- _Task statement_
Show all lines from the listing below that contain "text".
[Extracted material]
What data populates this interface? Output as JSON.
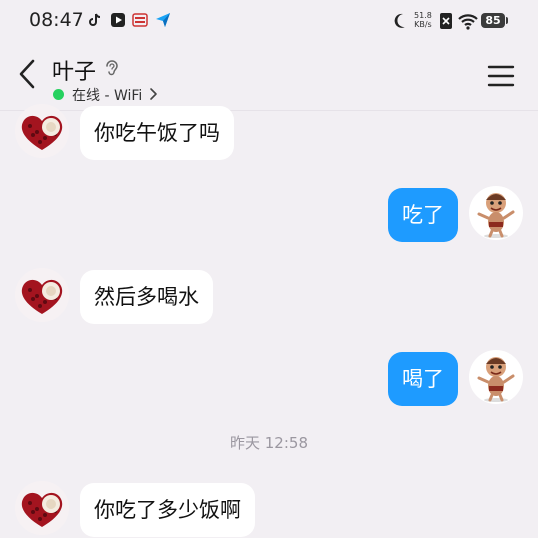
{
  "status_bar": {
    "time": "08:47",
    "net_speed_value": "51.8",
    "net_speed_unit": "KB/s",
    "battery": "85",
    "icons": [
      "douyin-icon",
      "video-player-icon",
      "news-app-icon",
      "feishu-icon",
      "moon-icon",
      "no-sim-icon",
      "wifi-icon",
      "battery-icon"
    ]
  },
  "header": {
    "title": "叶子",
    "status": "在线 - WiFi",
    "online_color": "#26d15f"
  },
  "messages": [
    {
      "direction": "in",
      "text": "你吃午饭了吗"
    },
    {
      "direction": "out",
      "text": "吃了"
    },
    {
      "direction": "in",
      "text": "然后多喝水"
    },
    {
      "direction": "out",
      "text": "喝了"
    },
    {
      "direction": "in",
      "text": "你吃了多少饭啊"
    }
  ],
  "timestamp": "昨天 12:58",
  "colors": {
    "background": "#f2eff3",
    "outgoing_bubble": "#1e9bff",
    "incoming_bubble": "#ffffff"
  }
}
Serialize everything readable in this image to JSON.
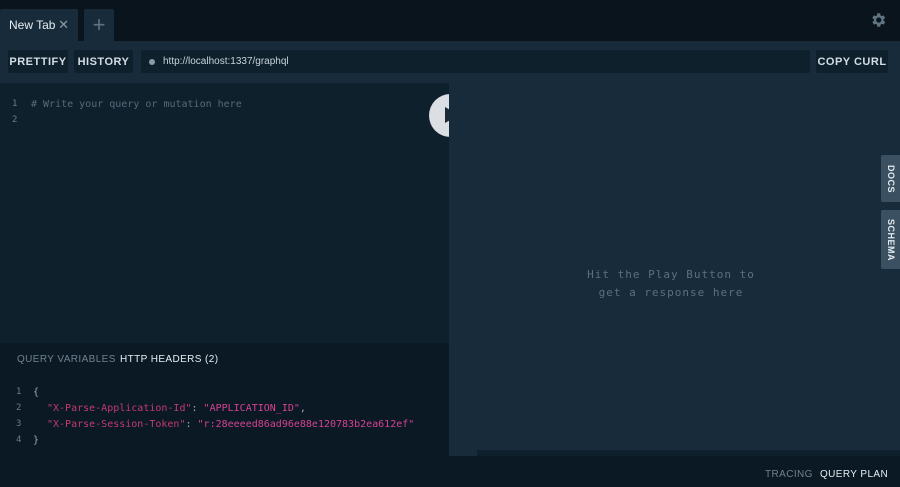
{
  "tabs": [
    {
      "label": "New Tab",
      "close": "✕"
    }
  ],
  "add_tab_label": "+",
  "toolbar": {
    "prettify_label": "PRETTIFY",
    "history_label": "HISTORY",
    "url": "http://localhost:1337/graphql",
    "copy_curl_label": "COPY CURL"
  },
  "editor": {
    "line_numbers": [
      "1",
      "2"
    ],
    "lines": [
      "# Write your query or mutation here",
      ""
    ]
  },
  "variables": {
    "tab_query_variables": "QUERY VARIABLES",
    "tab_http_headers": "HTTP HEADERS (2)",
    "line_numbers": [
      "1",
      "2",
      "3",
      "4"
    ],
    "open_brace": "{",
    "close_brace": "}",
    "headers": [
      {
        "key": "\"X-Parse-Application-Id\"",
        "sep": ": ",
        "value": "\"APPLICATION_ID\"",
        "trail": ","
      },
      {
        "key": "\"X-Parse-Session-Token\"",
        "sep": ": ",
        "value": "\"r:28eeeed86ad96e88e120783b2ea612ef\"",
        "trail": ""
      }
    ]
  },
  "result": {
    "message_line1": "Hit the Play Button to",
    "message_line2": "get a response here",
    "docs_label": "DOCS",
    "schema_label": "SCHEMA"
  },
  "footer": {
    "tracing_label": "TRACING",
    "query_plan_label": "QUERY PLAN"
  },
  "icons": {
    "settings": "gear-icon",
    "play": "play-icon"
  },
  "colors": {
    "background": "#0f202d",
    "panel": "#172b3a",
    "header_key": "#c13b71",
    "header_value": "#d64292"
  }
}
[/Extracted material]
- _Exercise result_
      "text": "你吃午饭了吗"
      "text": "吃了"
      "text": "然后多喝水"
      "text": "喝了"
      "text": "你吃了多少饭啊"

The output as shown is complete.